Sarah is in the back of the car sobbing. “Just give me a minute, and then I can talk.” This was her first face-to-face encounter with child poverty. A few minutes before, she had been sitting on a ragged bed as a little girl and a little boy climbed over her. The little girl was beautiful by any standards, even in her filth, but the three-year-old little boy, naked except for a tattered tee shirt, already had the vacant stare so common in the favela. We had walked from the girl’s sagging scrap-sheet metal home to the boy’s shack a few yards behind. A man sat rocking in a wooden chair, obviously stoned; the mother was nowhere in sight.
But now we are back in the car. Sarah knows the odds are against these kids. She knows they will probably run away from home to live on the streets, become involved with gangs, and beg or steal to buy food and drugs. She knows the little girl will probably sell her body and the little boy will probably end up in jail, and they’ll both be lucky to survive 5 years on the streets. Getting control of the tears: “I don’t get this. Isn’t Brazil one of the wealthiest countries in the world?”
“Isn’t there enough money for them to take care of their own? Shouldn’t this be their problem and not ours?”

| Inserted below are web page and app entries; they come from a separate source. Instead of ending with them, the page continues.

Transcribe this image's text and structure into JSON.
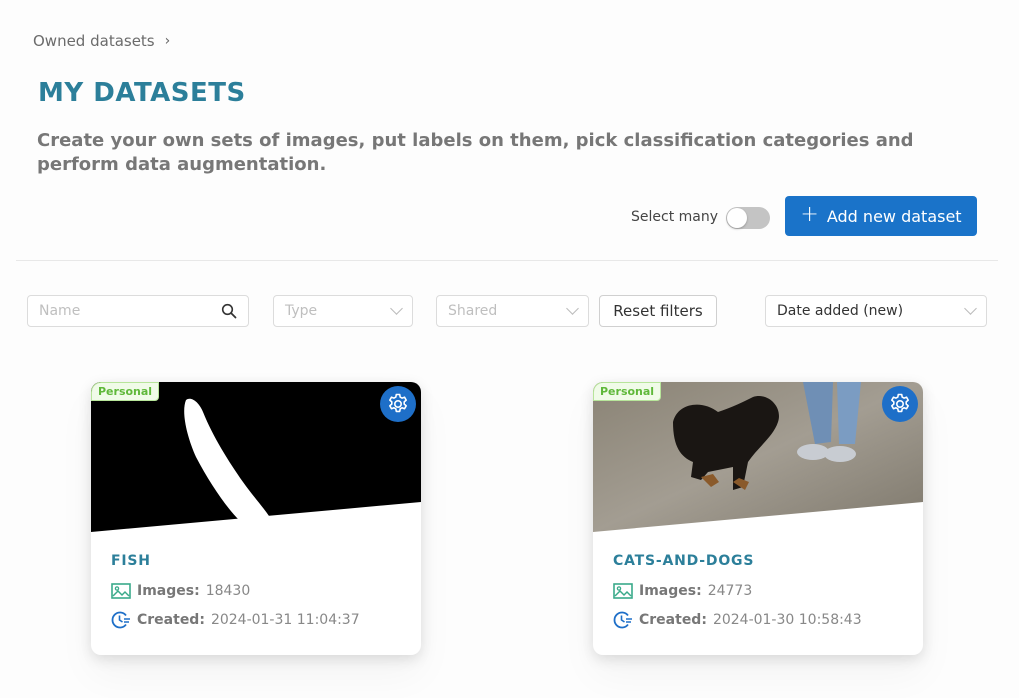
{
  "breadcrumb": {
    "items": [
      "Owned datasets"
    ],
    "separator_icon": "chevron-right-icon"
  },
  "header": {
    "title": "MY DATASETS",
    "subtitle": "Create your own sets of images, put labels on them, pick classification categories and perform data augmentation."
  },
  "actions": {
    "select_many_label": "Select many",
    "select_many_enabled": false,
    "add_button_label": "Add new dataset",
    "add_button_icon": "plus-icon"
  },
  "filters": {
    "name_placeholder": "Name",
    "type_placeholder": "Type",
    "shared_placeholder": "Shared",
    "reset_label": "Reset filters",
    "sort_value": "Date added (new)"
  },
  "colors": {
    "accent": "#1a73c9",
    "title": "#2c7f9a",
    "badge": "#5fb83a"
  },
  "datasets": [
    {
      "badge": "Personal",
      "name": "FISH",
      "images_label": "Images:",
      "images_count": "18430",
      "created_label": "Created:",
      "created_at": "2024-01-31 11:04:37"
    },
    {
      "badge": "Personal",
      "name": "CATS-AND-DOGS",
      "images_label": "Images:",
      "images_count": "24773",
      "created_label": "Created:",
      "created_at": "2024-01-30 10:58:43"
    }
  ]
}
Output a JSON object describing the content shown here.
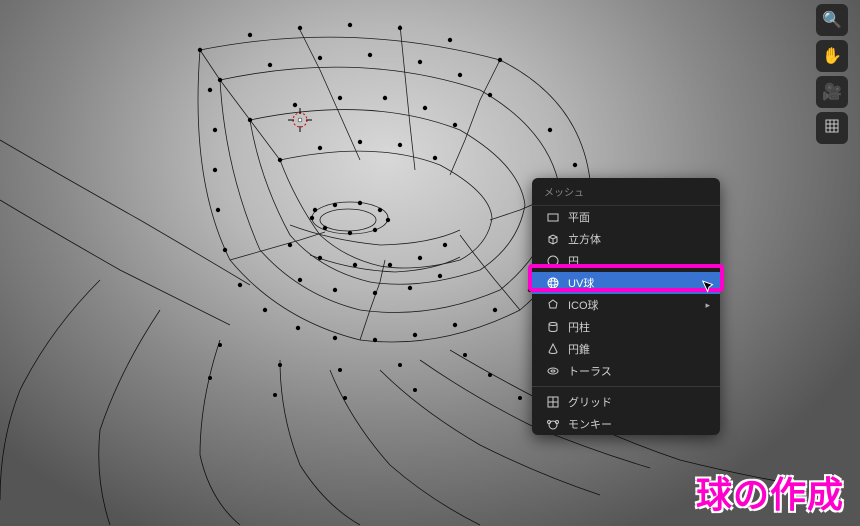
{
  "menu": {
    "header": "メッシュ",
    "items": [
      {
        "label": "平面",
        "icon": "plane"
      },
      {
        "label": "立方体",
        "icon": "cube"
      },
      {
        "label": "円",
        "icon": "circle"
      },
      {
        "label": "UV球",
        "icon": "uvsphere",
        "highlighted": true
      },
      {
        "label": "ICO球",
        "icon": "icosphere",
        "submenu": true
      },
      {
        "label": "円柱",
        "icon": "cylinder"
      },
      {
        "label": "円錐",
        "icon": "cone"
      },
      {
        "label": "トーラス",
        "icon": "torus"
      }
    ],
    "items2": [
      {
        "label": "グリッド",
        "icon": "grid"
      },
      {
        "label": "モンキー",
        "icon": "monkey"
      }
    ]
  },
  "caption": "球の作成",
  "nav": {
    "zoom": "zoom",
    "pan": "pan",
    "camera": "camera",
    "perspective": "perspective"
  }
}
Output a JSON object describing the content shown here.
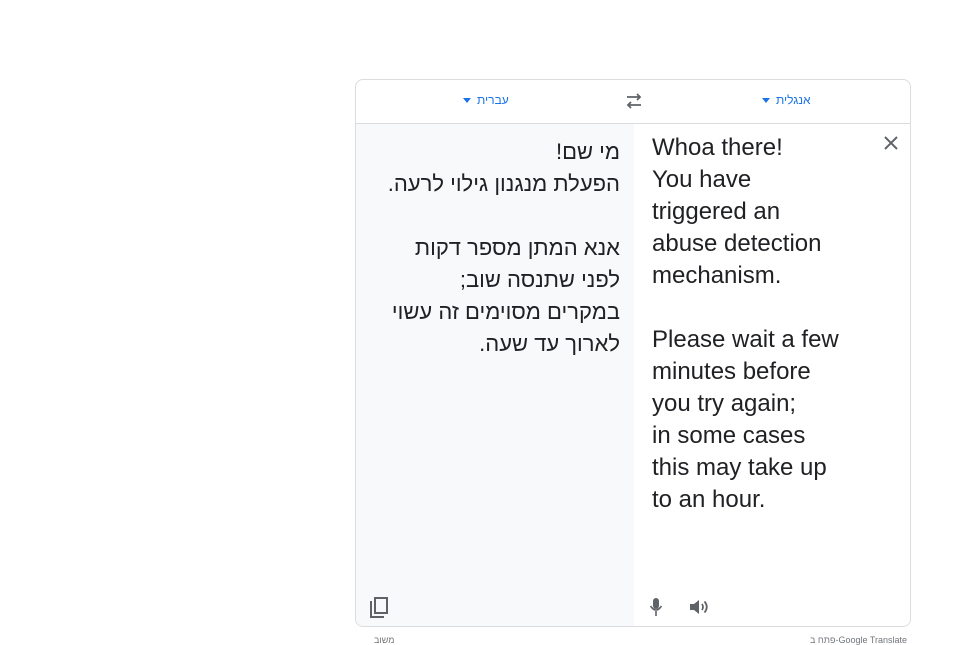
{
  "header": {
    "source_language": "עברית",
    "target_language": "אנגלית"
  },
  "source": {
    "text": "מי שם!\nהפעלת מנגנון גילוי לרעה.\n\nאנא המתן מספר דקות\nלפני שתנסה שוב;\nבמקרים מסוימים זה עשוי\nלארוך עד שעה."
  },
  "translation": {
    "text": "Whoa there!\nYou have\ntriggered an\nabuse detection\nmechanism.\n\nPlease wait a few\nminutes before\nyou try again;\nin some cases\nthis may take up\nto an hour."
  },
  "footer": {
    "left_label": "משוב",
    "right_label": "פתח ב-Google Translate"
  },
  "colors": {
    "accent": "#1a73e8",
    "icon": "#5f6368",
    "source_pane_bg": "#f8f9fa",
    "border": "#dadce0"
  },
  "icons": [
    "swap-languages-icon",
    "close-icon",
    "copy-icon",
    "microphone-icon",
    "speaker-icon"
  ]
}
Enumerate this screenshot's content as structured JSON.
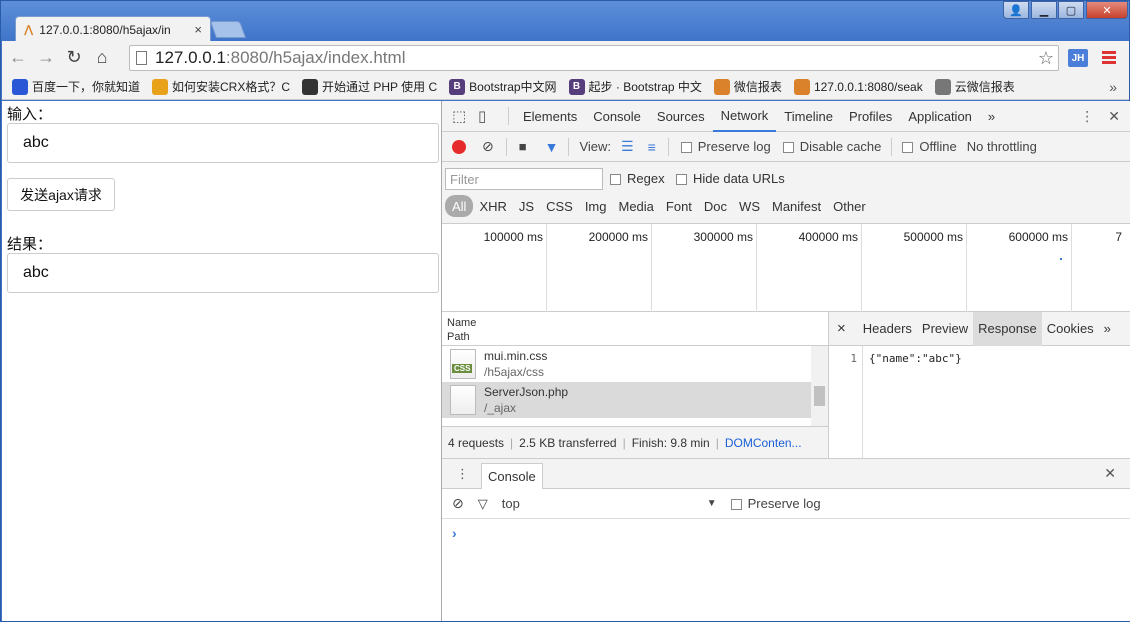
{
  "browser": {
    "tab_title": "127.0.0.1:8080/h5ajax/in",
    "tab_close": "×",
    "url_host": "127.0.0.1",
    "url_rest": ":8080/h5ajax/index.html",
    "ext_label": "JH"
  },
  "bookmarks": [
    {
      "label": "百度一下，你就知道",
      "icon": "paw-icon",
      "color": "#2b57d6"
    },
    {
      "label": "如何安装CRX格式？C",
      "icon": "chrome-icon",
      "color": "#e8a21a"
    },
    {
      "label": "开始通过 PHP 使用 C",
      "icon": "cloud-icon",
      "color": "#333333"
    },
    {
      "label": "Bootstrap中文网",
      "icon": "bootstrap-icon",
      "color": "#563d7c"
    },
    {
      "label": "起步 · Bootstrap 中文",
      "icon": "bootstrap-icon",
      "color": "#563d7c"
    },
    {
      "label": "微信报表",
      "icon": "wave-icon",
      "color": "#d9822b"
    },
    {
      "label": "127.0.0.1:8080/seak",
      "icon": "wave-icon",
      "color": "#d9822b"
    },
    {
      "label": "云微信报表",
      "icon": "page-icon",
      "color": "#777777"
    }
  ],
  "page": {
    "input_label": "输入：",
    "input_value": "abc",
    "send_button": "发送ajax请求",
    "result_label": "结果：",
    "result_value": "abc"
  },
  "devtools": {
    "tabs": [
      "Elements",
      "Console",
      "Sources",
      "Network",
      "Timeline",
      "Profiles",
      "Application"
    ],
    "active_tab": "Network",
    "more": "»",
    "close": "✕",
    "view_label": "View:",
    "preserve_log": "Preserve log",
    "disable_cache": "Disable cache",
    "offline": "Offline",
    "throttling": "No throttling",
    "filter_placeholder": "Filter",
    "regex": "Regex",
    "hide_data_urls": "Hide data URLs",
    "types": [
      "All",
      "XHR",
      "JS",
      "CSS",
      "Img",
      "Media",
      "Font",
      "Doc",
      "WS",
      "Manifest",
      "Other"
    ],
    "ticks": [
      "100000 ms",
      "200000 ms",
      "300000 ms",
      "400000 ms",
      "500000 ms",
      "600000 ms",
      "7"
    ],
    "col_name": "Name",
    "col_path": "Path",
    "requests": [
      {
        "name": "mui.min.css",
        "path": "/h5ajax/css",
        "icon": "css-file-icon",
        "badge": "CSS"
      },
      {
        "name": "ServerJson.php",
        "path": "/_ajax",
        "icon": "file-icon",
        "badge": ""
      }
    ],
    "summary": {
      "requests": "4 requests",
      "transferred": "2.5 KB transferred",
      "finish": "Finish: 9.8 min",
      "dcl": "DOMConten..."
    },
    "detail_tabs": [
      "Headers",
      "Preview",
      "Response",
      "Cookies"
    ],
    "active_detail": "Response",
    "detail_close": "×",
    "line_no": "1",
    "response_text": "{\"name\":\"abc\"}",
    "drawer_tab": "Console",
    "context": "top",
    "drawer_preserve_log": "Preserve log",
    "prompt": "›"
  }
}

Philip turns to look at her, a bit of a hard edge to his response, “You’re absolutely right; there’s enough money here to fix the problem. There are incredibly wealthy people in this city who ought to be right here, right now, taking care of these kids.” He pauses, then says more gently, “Why don’t you get out of the car, go back inside and tell Franciella and Lucas that we’re not going to do anything for them because it’s not our problem.”
Here’s the point: There are children all over the world whose lives will not change if you do not change them. Kids like Franciella and Lucas won’t make it unless we get serious about faithfulness to our commission as Christians. This is not clean faith; this is not easy church. It’s dirty; it’s unpleasant; it’s difficult, but it is absolutely necessary.
Fortunately, there are Christians everywhere saying “This is my problem.” A church in Chicago started a home for the children of prostitutes in New Delhi, a young couple in Texas adopted an orphaned Ugandan baby, a medical student in Indiana spent his Christmas in a clinic in Haiti, a sorority at Duke University hosted a charity ball to benefit street kids. And Franciella’s family was given a new home in a safer place by a Midwestern businessman.
Extreme poverty and child neglect and abuse in Brazil is my problem. What’s yours?
well said. i used to have the same way of thinking before i became a Christian. a child is a child. brazilian. american. indian. chinese. doesn’t matter they were born, they need us. this is totally my problem.